WHAT TO PRODUCE ->
Scan the records for the word "certificate". Return each line where it is found.

EXERCISE DATA ->
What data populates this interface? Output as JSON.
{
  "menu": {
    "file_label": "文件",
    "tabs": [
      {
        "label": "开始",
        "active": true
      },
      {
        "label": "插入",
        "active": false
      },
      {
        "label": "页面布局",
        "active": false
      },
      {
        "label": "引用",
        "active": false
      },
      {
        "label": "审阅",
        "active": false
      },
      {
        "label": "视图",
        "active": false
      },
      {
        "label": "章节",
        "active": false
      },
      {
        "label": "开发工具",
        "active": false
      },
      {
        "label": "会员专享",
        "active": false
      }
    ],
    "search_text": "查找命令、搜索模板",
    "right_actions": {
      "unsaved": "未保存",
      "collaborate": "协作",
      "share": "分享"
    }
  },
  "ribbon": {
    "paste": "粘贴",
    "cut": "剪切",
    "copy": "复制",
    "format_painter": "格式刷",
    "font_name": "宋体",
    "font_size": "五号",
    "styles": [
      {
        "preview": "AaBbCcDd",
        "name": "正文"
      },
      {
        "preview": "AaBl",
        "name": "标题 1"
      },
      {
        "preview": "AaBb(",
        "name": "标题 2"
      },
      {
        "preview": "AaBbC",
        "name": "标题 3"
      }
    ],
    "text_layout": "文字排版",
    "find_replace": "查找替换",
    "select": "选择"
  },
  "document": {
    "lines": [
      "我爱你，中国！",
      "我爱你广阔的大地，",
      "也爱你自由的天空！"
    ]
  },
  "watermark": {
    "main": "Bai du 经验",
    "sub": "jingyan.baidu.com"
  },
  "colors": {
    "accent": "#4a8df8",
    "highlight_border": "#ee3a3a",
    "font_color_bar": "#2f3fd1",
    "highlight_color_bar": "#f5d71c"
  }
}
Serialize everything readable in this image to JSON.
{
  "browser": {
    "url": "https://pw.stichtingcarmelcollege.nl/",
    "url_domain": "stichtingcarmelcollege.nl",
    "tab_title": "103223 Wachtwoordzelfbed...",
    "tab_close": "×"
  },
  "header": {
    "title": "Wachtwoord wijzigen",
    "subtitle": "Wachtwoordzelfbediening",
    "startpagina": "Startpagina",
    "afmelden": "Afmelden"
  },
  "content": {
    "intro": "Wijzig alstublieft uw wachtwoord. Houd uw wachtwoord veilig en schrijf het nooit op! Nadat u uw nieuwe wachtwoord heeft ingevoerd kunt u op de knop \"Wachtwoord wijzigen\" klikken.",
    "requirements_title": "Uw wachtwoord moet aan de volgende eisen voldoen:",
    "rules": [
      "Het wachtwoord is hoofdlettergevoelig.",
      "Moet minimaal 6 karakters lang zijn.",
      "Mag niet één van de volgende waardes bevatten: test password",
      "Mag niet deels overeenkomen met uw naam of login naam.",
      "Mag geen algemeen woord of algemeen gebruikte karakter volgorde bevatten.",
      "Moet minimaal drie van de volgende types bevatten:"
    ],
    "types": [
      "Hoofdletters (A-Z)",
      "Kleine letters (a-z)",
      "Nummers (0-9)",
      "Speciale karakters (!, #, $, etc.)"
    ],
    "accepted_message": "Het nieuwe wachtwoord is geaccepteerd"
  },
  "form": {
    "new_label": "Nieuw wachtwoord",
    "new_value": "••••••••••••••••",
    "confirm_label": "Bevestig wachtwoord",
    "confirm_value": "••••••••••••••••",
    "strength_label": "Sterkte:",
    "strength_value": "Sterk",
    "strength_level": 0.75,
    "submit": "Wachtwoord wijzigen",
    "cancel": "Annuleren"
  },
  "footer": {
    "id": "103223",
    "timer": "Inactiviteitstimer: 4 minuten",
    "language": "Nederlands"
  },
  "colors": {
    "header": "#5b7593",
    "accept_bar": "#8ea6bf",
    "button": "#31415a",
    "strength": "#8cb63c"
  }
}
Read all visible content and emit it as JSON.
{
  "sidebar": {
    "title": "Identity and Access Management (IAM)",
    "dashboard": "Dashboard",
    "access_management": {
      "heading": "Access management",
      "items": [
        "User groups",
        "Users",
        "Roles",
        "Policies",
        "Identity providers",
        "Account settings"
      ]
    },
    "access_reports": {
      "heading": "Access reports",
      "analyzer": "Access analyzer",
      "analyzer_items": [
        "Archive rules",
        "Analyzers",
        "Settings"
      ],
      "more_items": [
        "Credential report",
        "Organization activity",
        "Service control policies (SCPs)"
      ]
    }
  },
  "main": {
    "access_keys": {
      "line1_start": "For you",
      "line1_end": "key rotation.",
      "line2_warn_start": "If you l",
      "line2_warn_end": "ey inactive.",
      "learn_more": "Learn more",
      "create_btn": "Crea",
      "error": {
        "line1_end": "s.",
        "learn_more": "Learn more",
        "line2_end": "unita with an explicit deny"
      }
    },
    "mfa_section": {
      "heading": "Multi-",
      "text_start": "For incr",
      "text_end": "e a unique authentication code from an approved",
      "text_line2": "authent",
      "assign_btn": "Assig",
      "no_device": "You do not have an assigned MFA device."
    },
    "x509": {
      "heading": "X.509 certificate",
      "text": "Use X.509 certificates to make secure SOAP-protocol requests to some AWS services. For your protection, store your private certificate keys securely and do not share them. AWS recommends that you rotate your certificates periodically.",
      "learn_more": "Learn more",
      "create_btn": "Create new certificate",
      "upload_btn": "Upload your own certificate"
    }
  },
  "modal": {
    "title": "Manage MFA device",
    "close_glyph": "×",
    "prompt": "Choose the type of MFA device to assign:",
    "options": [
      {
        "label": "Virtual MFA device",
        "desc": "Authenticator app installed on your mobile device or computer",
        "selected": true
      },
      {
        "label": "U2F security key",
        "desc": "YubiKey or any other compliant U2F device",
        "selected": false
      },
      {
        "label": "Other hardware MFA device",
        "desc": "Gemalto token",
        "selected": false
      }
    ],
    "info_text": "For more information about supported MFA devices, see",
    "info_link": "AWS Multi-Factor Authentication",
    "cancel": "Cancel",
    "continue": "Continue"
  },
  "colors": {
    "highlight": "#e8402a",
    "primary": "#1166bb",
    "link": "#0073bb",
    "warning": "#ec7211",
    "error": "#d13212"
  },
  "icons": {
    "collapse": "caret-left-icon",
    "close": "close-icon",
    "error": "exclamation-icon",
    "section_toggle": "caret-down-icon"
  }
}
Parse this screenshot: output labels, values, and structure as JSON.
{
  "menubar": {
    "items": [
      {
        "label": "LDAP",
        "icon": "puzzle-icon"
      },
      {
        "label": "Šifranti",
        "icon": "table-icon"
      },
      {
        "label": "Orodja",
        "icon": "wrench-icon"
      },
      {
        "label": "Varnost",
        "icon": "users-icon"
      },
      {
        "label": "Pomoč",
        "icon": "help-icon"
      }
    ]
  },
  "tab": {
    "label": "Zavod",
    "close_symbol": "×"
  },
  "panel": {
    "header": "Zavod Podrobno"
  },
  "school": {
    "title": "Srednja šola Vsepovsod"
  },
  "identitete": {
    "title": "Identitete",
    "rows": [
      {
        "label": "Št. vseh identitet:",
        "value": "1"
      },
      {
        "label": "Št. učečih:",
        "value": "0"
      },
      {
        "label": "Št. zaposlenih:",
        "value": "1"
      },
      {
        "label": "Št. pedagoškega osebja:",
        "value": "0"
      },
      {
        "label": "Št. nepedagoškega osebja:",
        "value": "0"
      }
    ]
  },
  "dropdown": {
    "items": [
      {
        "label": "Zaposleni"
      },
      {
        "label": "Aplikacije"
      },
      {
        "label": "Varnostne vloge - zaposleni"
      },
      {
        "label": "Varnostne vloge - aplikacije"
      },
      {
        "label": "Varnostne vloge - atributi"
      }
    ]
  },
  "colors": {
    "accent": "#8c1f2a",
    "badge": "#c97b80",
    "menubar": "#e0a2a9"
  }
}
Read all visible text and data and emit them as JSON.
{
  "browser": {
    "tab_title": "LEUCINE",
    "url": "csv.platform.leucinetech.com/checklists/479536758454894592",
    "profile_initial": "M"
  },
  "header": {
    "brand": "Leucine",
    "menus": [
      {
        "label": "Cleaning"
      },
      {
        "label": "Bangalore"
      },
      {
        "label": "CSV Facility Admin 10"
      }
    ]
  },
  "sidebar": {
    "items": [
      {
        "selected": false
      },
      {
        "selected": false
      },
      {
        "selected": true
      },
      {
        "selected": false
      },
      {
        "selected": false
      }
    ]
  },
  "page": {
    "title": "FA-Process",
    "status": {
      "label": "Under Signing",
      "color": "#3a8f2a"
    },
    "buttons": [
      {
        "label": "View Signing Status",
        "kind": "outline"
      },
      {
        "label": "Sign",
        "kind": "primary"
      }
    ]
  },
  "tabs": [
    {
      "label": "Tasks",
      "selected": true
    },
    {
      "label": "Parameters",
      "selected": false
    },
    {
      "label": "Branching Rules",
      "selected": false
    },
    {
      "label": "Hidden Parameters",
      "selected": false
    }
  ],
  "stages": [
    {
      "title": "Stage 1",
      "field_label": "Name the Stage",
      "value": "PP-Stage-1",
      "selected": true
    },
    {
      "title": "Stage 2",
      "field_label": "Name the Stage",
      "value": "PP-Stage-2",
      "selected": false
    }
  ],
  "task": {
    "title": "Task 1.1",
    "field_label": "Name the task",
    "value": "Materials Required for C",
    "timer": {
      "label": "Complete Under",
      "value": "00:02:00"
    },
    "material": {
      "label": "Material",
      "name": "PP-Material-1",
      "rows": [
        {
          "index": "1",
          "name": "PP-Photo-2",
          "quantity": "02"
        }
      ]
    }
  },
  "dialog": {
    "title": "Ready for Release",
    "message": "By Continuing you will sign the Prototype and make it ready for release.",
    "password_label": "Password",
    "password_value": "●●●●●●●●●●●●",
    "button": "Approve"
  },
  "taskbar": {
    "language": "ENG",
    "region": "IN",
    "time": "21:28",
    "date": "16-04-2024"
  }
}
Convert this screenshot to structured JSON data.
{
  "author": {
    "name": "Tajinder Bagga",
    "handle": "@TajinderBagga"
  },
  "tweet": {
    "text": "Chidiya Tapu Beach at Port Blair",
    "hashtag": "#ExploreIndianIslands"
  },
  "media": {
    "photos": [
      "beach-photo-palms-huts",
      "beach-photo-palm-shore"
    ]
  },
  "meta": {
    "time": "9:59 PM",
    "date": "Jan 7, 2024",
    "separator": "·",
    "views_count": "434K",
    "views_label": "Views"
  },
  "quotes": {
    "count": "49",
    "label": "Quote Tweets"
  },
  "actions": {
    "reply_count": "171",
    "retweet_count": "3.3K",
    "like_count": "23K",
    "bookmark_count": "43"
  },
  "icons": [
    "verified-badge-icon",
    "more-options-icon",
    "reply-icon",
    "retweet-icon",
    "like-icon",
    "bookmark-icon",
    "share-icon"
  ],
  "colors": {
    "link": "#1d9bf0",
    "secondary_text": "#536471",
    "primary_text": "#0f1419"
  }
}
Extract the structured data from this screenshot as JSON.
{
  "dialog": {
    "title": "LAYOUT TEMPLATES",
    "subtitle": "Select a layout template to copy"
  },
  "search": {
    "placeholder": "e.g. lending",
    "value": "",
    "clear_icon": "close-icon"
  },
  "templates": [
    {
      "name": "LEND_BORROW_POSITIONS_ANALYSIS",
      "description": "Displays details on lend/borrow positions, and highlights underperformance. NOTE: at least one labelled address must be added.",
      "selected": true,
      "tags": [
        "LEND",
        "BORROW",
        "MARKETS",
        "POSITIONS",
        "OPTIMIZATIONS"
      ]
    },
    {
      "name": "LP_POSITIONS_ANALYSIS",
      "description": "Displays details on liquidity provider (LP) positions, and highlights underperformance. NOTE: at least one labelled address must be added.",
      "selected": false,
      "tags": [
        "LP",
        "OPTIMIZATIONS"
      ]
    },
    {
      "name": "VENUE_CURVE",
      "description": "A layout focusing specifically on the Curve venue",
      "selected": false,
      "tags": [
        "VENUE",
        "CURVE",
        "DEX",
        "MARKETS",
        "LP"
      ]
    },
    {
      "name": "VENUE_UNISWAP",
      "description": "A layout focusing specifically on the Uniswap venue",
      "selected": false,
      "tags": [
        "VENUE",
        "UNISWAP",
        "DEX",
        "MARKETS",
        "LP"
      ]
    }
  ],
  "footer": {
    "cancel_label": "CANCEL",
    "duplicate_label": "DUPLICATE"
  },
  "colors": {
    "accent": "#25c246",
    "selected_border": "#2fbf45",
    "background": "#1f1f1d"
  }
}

SOLUTION TO THIS TASK ->
      "heading": "X.509 certificate",
      "text": "Use X.509 certificates to make secure SOAP-protocol requests to some AWS services. For your protection, store your private certificate keys securely and do not share them. AWS recommends that you rotate your certificates periodically.",
      "create_btn": "Create new certificate",
      "upload_btn": "Upload your own certificate"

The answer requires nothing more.